  7. Seventh Court of Appeals of Texas – Amarillo, covering Armstrong, Bailey, Briscoe, Carson, Castro, Childress, Cochran, Collingsworth, Cottle, Crosby, Dallam, Deaf Smith, Dickens, Donley, Floyd, Foard, Garza, Gray, Hale, Hall, Hansford, Hardeman, Hartley, Hemphill, Hockley, Hutchinson, Kent, King, Lamb, Lipscomb, Lubbock, Lynn, Moore, Motley, Ochiltree, Oldham, Parmer, Potter, Randall, Roberts, Sherman, Swisher, Terry, Wheeler, Wilbarger, and Yoakum counties.
  8. Eighth Court of Appeals of Texas – El Paso, covering Andrews, Brewster, Crane, Crockett, Culberson, El Paso, Hudspeth, Jeff Davis, Loving, Pecos, Presidio, Reagan, Reeves, Terrell, Upton, Ward, and Winkler counties
  9. Ninth Court of Appeals of Texas – Beaumont, covering Hardin, Jasper, Jefferson, Liberty, Montgomery, Newton, Orange, Polk, San Jacinto, and Tyler counties
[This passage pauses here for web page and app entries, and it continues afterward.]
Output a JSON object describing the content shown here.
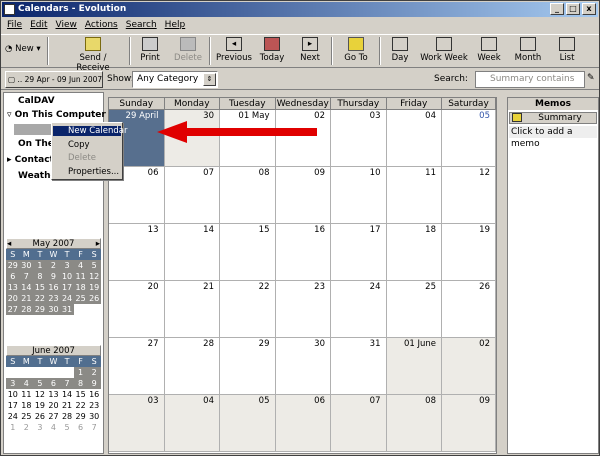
{
  "window": {
    "title": "Calendars - Evolution",
    "btn_min": "_",
    "btn_max": "□",
    "btn_close": "x"
  },
  "menu": [
    "File",
    "Edit",
    "View",
    "Actions",
    "Search",
    "Help"
  ],
  "toolbar": {
    "new": "New",
    "send_receive": "Send / Receive",
    "print": "Print",
    "delete": "Delete",
    "previous": "Previous",
    "today": "Today",
    "next": "Next",
    "goto": "Go To",
    "day": "Day",
    "work_week": "Work Week",
    "week": "Week",
    "month": "Month",
    "list": "List"
  },
  "row2": {
    "date_range": ".. 29 Apr - 09 Jun 2007",
    "show_label": "Show:",
    "category": "Any Category",
    "search_label": "Search:",
    "search_placeholder": "Summary contains"
  },
  "tree": {
    "caldav": "CalDAV",
    "on_this_computer": "On This Computer",
    "on_the_web": "On The W",
    "contacts": "Contacts",
    "weather": "Weather"
  },
  "context_menu": {
    "new_calendar": "New Calendar",
    "copy": "Copy",
    "delete": "Delete",
    "properties": "Properties..."
  },
  "minical_may": {
    "title": "May 2007",
    "days": [
      "S",
      "M",
      "T",
      "W",
      "T",
      "F",
      "S"
    ],
    "rows": [
      [
        "29",
        "30",
        "1",
        "2",
        "3",
        "4",
        "5"
      ],
      [
        "6",
        "7",
        "8",
        "9",
        "10",
        "11",
        "12"
      ],
      [
        "13",
        "14",
        "15",
        "16",
        "17",
        "18",
        "19"
      ],
      [
        "20",
        "21",
        "22",
        "23",
        "24",
        "25",
        "26"
      ],
      [
        "27",
        "28",
        "29",
        "30",
        "31",
        "",
        ""
      ]
    ]
  },
  "minical_june": {
    "title": "June 2007",
    "days": [
      "S",
      "M",
      "T",
      "W",
      "T",
      "F",
      "S"
    ],
    "rows": [
      [
        "",
        "",
        "",
        "",
        "",
        "1",
        "2"
      ],
      [
        "3",
        "4",
        "5",
        "6",
        "7",
        "8",
        "9"
      ],
      [
        "10",
        "11",
        "12",
        "13",
        "14",
        "15",
        "16"
      ],
      [
        "17",
        "18",
        "19",
        "20",
        "21",
        "22",
        "23"
      ],
      [
        "24",
        "25",
        "26",
        "27",
        "28",
        "29",
        "30"
      ],
      [
        "1",
        "2",
        "3",
        "4",
        "5",
        "6",
        "7"
      ]
    ]
  },
  "cal": {
    "days": [
      "Sunday",
      "Monday",
      "Tuesday",
      "Wednesday",
      "Thursday",
      "Friday",
      "Saturday"
    ],
    "weeks": [
      [
        "29 April",
        "30",
        "01 May",
        "02",
        "03",
        "04",
        "05"
      ],
      [
        "06",
        "07",
        "08",
        "09",
        "10",
        "11",
        "12"
      ],
      [
        "13",
        "14",
        "15",
        "16",
        "17",
        "18",
        "19"
      ],
      [
        "20",
        "21",
        "22",
        "23",
        "24",
        "25",
        "26"
      ],
      [
        "27",
        "28",
        "29",
        "30",
        "31",
        "01 June",
        "02"
      ],
      [
        "03",
        "04",
        "05",
        "06",
        "07",
        "08",
        "09"
      ]
    ]
  },
  "memos": {
    "title": "Memos",
    "summary": "Summary",
    "add": "Click to add a memo"
  }
}
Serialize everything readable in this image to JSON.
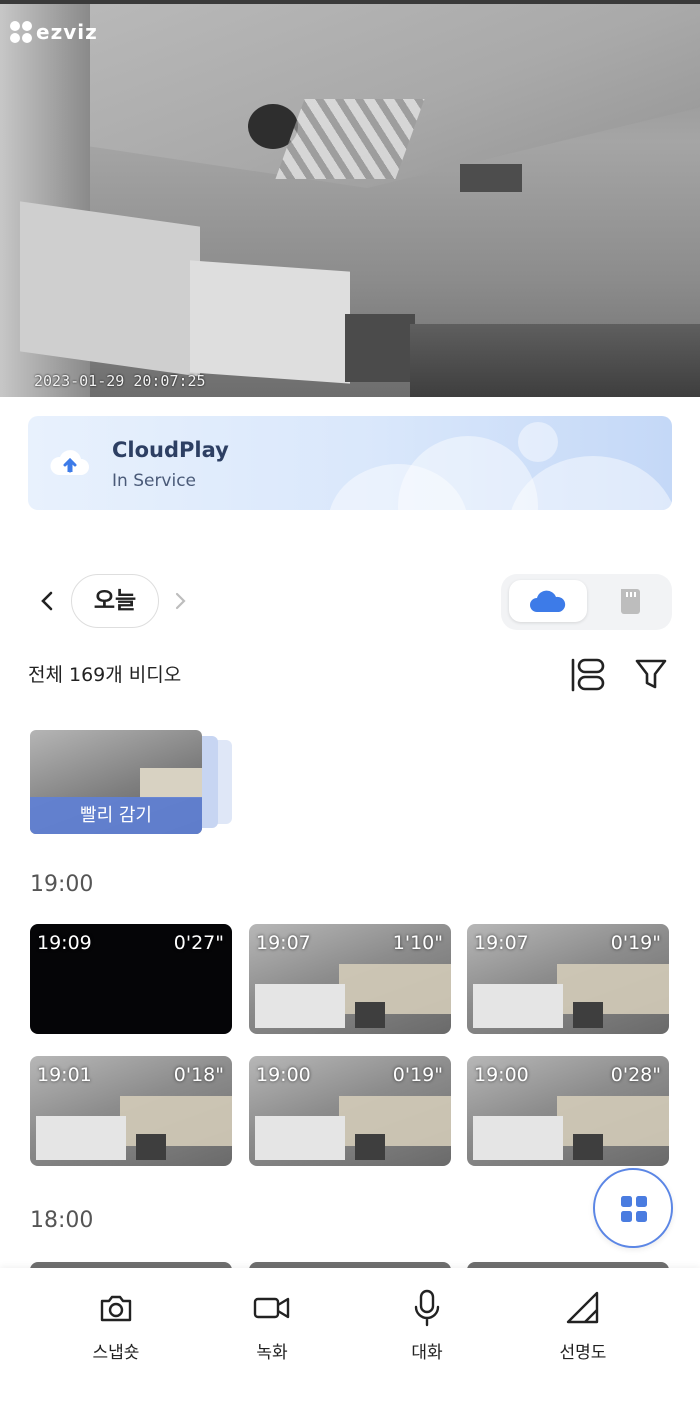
{
  "live_view": {
    "brand": "ezviz",
    "timestamp": "2023-01-29 20:07:25"
  },
  "cloud_banner": {
    "title": "CloudPlay",
    "status": "In Service",
    "icon": "cloud-upload-icon"
  },
  "date_nav": {
    "current": "오늘",
    "prev_icon": "chevron-left-icon",
    "next_icon": "chevron-right-icon"
  },
  "storage_toggle": {
    "selected": "cloud",
    "options": [
      "cloud-icon",
      "sd-card-icon"
    ]
  },
  "summary": {
    "total_text": "전체 169개 비디오"
  },
  "fast_forward": {
    "label": "빨리 감기"
  },
  "sections": [
    {
      "hour": "19:00",
      "clips": [
        {
          "time": "19:09",
          "duration": "0'27\"",
          "dark": true
        },
        {
          "time": "19:07",
          "duration": "1'10\"",
          "dark": false
        },
        {
          "time": "19:07",
          "duration": "0'19\"",
          "dark": false
        },
        {
          "time": "19:01",
          "duration": "0'18\"",
          "dark": false
        },
        {
          "time": "19:00",
          "duration": "0'19\"",
          "dark": false
        },
        {
          "time": "19:00",
          "duration": "0'28\"",
          "dark": false
        }
      ]
    },
    {
      "hour": "18:00",
      "clips": []
    }
  ],
  "bottom_actions": [
    {
      "label": "스냅숏",
      "icon": "camera-icon"
    },
    {
      "label": "녹화",
      "icon": "video-camera-icon"
    },
    {
      "label": "대화",
      "icon": "microphone-icon"
    },
    {
      "label": "선명도",
      "icon": "signal-quality-icon"
    }
  ],
  "colors": {
    "accent": "#5b86e5",
    "cloud_icon": "#3d7be8"
  }
}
  10. Tenth Court of Appeals of Texas – Waco, covering Bosque, Brazos, Burleson, Coryell, Ellis, Falls, Freestone, Hamilton, Hill, Johnson, Leon, Limestone, Madison, McLennan, Navarro, Robertson, Somervell, and Walker counties
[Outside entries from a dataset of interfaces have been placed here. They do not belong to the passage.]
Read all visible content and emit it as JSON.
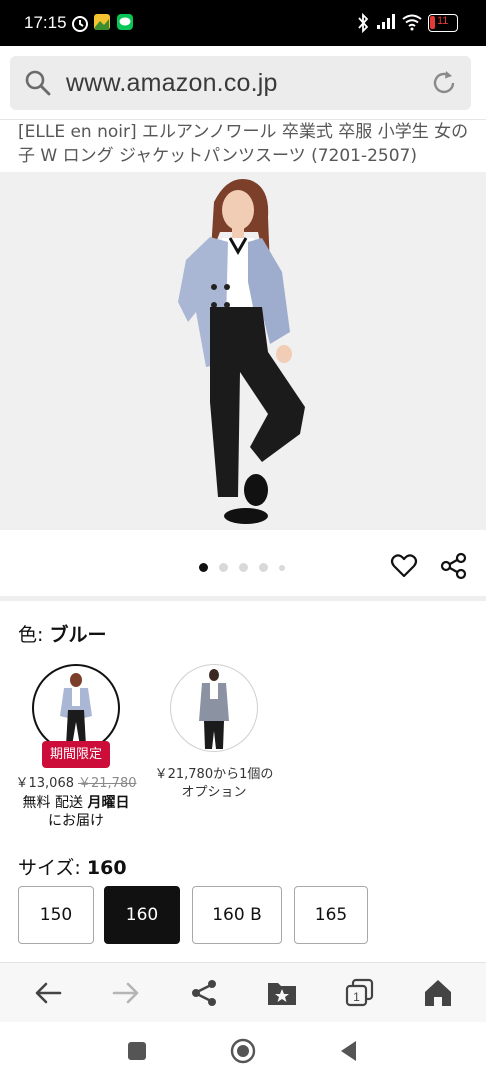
{
  "status_bar": {
    "time": "17:15",
    "battery": "11"
  },
  "browser": {
    "url": "www.amazon.co.jp"
  },
  "product": {
    "title": "[ELLE en noir] エルアンノワール 卒業式 卒服 小学生 女の子 W ロング ジャケットパンツスーツ (7201-2507)"
  },
  "color": {
    "label": "色:",
    "selected": "ブルー",
    "options": [
      {
        "badge": "期間限定",
        "price": "￥13,068",
        "list_price": "￥21,780",
        "delivery_prefix": "無料 配送",
        "delivery_day": "月曜日",
        "delivery_suffix": "にお届け"
      },
      {
        "offer_line1": "￥21,780から1個の",
        "offer_line2": "オプション"
      }
    ]
  },
  "size": {
    "label": "サイズ:",
    "selected": "160",
    "options": [
      "150",
      "160",
      "160 B",
      "165"
    ]
  },
  "colors": {
    "accent_badge": "#cc0c39",
    "selected_button": "#111111"
  }
}
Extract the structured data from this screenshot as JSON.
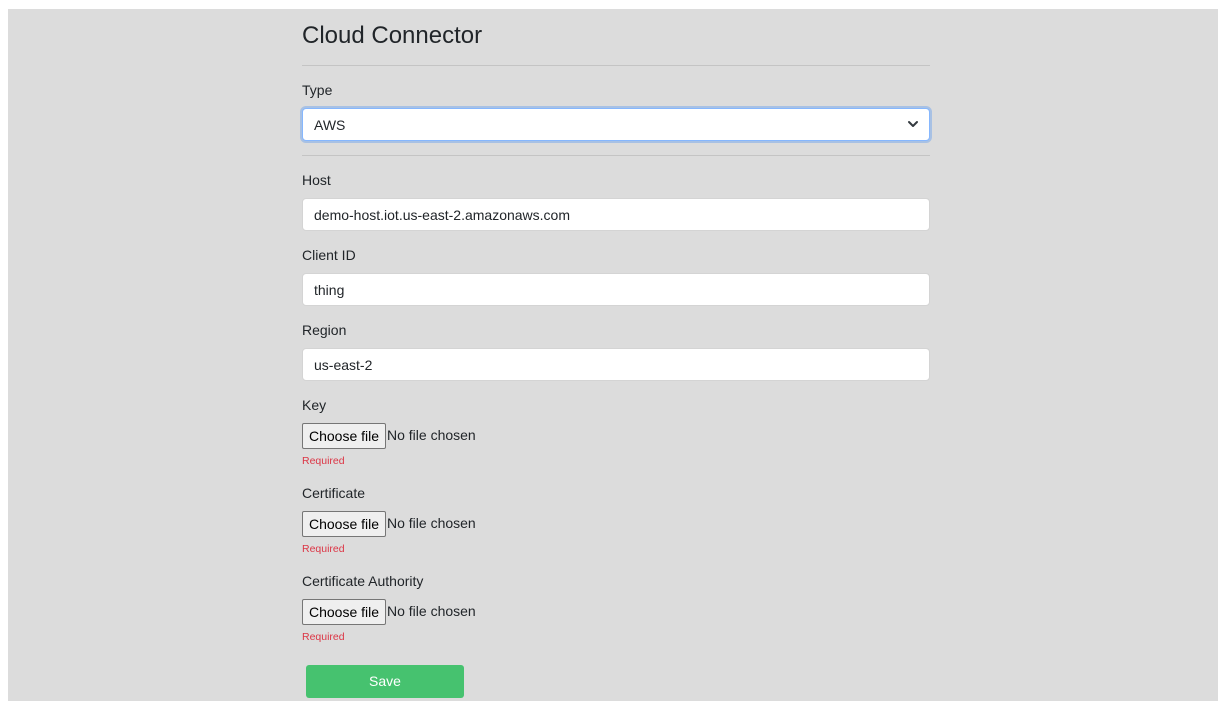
{
  "page": {
    "title": "Cloud Connector"
  },
  "type_field": {
    "label": "Type",
    "selected": "AWS"
  },
  "host_field": {
    "label": "Host",
    "value": "demo-host.iot.us-east-2.amazonaws.com"
  },
  "client_id_field": {
    "label": "Client ID",
    "value": "thing"
  },
  "region_field": {
    "label": "Region",
    "value": "us-east-2"
  },
  "key_field": {
    "label": "Key",
    "button": "Choose file",
    "status": "No file chosen",
    "validation": "Required"
  },
  "certificate_field": {
    "label": "Certificate",
    "button": "Choose file",
    "status": "No file chosen",
    "validation": "Required"
  },
  "ca_field": {
    "label": "Certificate Authority",
    "button": "Choose file",
    "status": "No file chosen",
    "validation": "Required"
  },
  "actions": {
    "save_label": "Save"
  },
  "colors": {
    "background": "#dcdcdc",
    "focus_border": "#86b7fe",
    "required_text": "#dc3545",
    "save_button": "#46c26f"
  },
  "icons": {
    "select_chevron": "chevron-down-icon"
  }
}
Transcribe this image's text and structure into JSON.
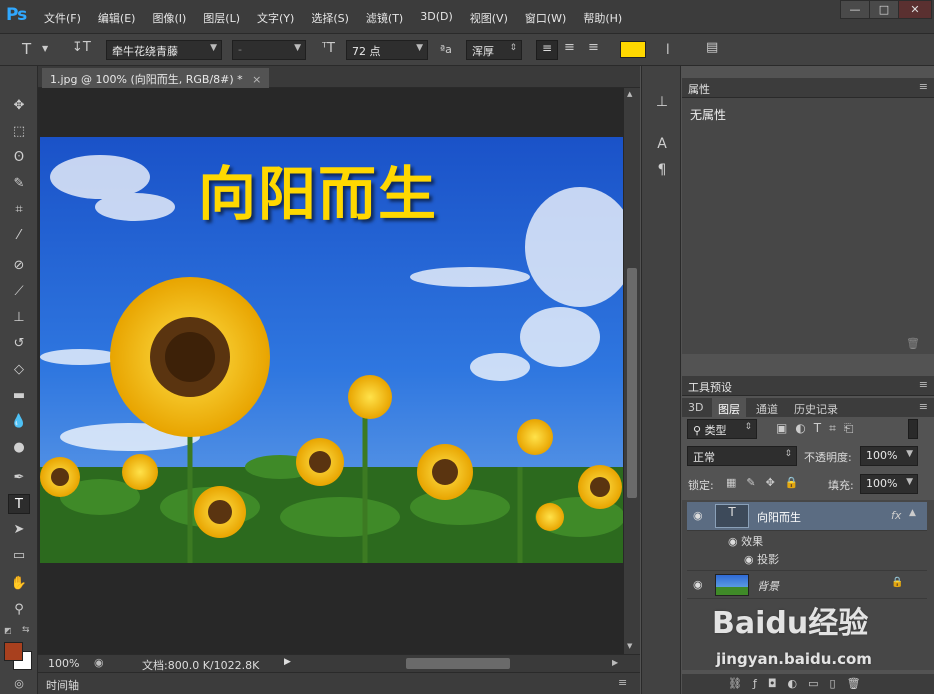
{
  "app": {
    "logo": "Ps"
  },
  "menu": [
    "文件(F)",
    "编辑(E)",
    "图像(I)",
    "图层(L)",
    "文字(Y)",
    "选择(S)",
    "滤镜(T)",
    "3D(D)",
    "视图(V)",
    "窗口(W)",
    "帮助(H)"
  ],
  "window_controls": {
    "minimize": "—",
    "maximize": "□",
    "close": "✕"
  },
  "options": {
    "font_family": "牵牛花绕青藤",
    "font_style": "-",
    "font_size": "72 点",
    "aa_label": "ªa",
    "aa_mode": "浑厚",
    "text_color": "#ffd800"
  },
  "document": {
    "tab_title": "1.jpg @ 100% (向阳而生, RGB/8#) *",
    "tab_close": "×",
    "overlay_text": "向阳而生",
    "zoom": "100%",
    "doc_info": "文档:800.0 K/1022.8K",
    "timeline_label": "时间轴"
  },
  "properties": {
    "title": "属性",
    "content": "无属性"
  },
  "tool_presets": {
    "title": "工具预设"
  },
  "layers_panel": {
    "tabs": [
      "3D",
      "图层",
      "通道",
      "历史记录"
    ],
    "active_tab": "图层",
    "filter": "类型",
    "blend_mode": "正常",
    "opacity_label": "不透明度:",
    "opacity": "100%",
    "lock_label": "锁定:",
    "fill_label": "填充:",
    "fill": "100%",
    "layers": [
      {
        "name": "向阳而生",
        "fx": "fx",
        "effects_label": "效果",
        "effect": "投影"
      },
      {
        "name": "背景"
      }
    ]
  },
  "colors": {
    "foreground": "#a8401e",
    "background": "#ffffff",
    "accent": "#30a8ff"
  },
  "watermark": {
    "brand": "Baidu经验",
    "url": "jingyan.baidu.com"
  }
}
  11. Eleventh Court of Appeals of Texas – Eastland, covering Baylor, Borden, Brown, Callahan, Coleman, Comanche, Dawson, Eastland, Ector, Erath, Fisher, Gaines, Glasscock, Haskell, Howard, Jones, Knox, Martin, Midland, Mitchell, Nolan, Palo Pinto, Scurry, Shackelford, Stephens, Stonewall, Taylor, and Throckmorton counties
  12. Twelfth Court of Appeals of Texas – Tyler, covering Anderson, Angelina, Cherokee, Gregg, Henderson, Houston, Nacogdoches, Rains, Rusk, Sabine, San Augustine, Shelby, Smith, Trinity, Upshur, Van Zandt, and Wood counties
  13. Thirteenth Court of Appeals of Texas – Corpus Christi, covering Aransas, Bee, Calhoun, Cameron, De Witt, Goliad, Gonzales, Hidalgo, Jackson, Kenedy, Kleberg, Lavaca, Live Oak, Matagorda, Nueces, Refugio, San Patricio, Victoria, Wharton, and Willacy counties
  14. Fourteenth Court of Appeals of Texas – Houston, covering Austin, Brazoria, Chambers, Colorado, Fort Bend, Galveston, Grimes, Harris, Waller, and Washington counties

The 1st and 14th Courts share concurrent jurisdiction over the same counties. The cases are assigned on a random selection basis, but may be moved in order to equalize the docket. Also, the counties of Gregg, Rusk, Upshur, and Wood are in the jurisdictions of both the 6th and 12th Courts, while Hunt County is in the jurisdiction of both the 5th and 6th Courts.

References[edit]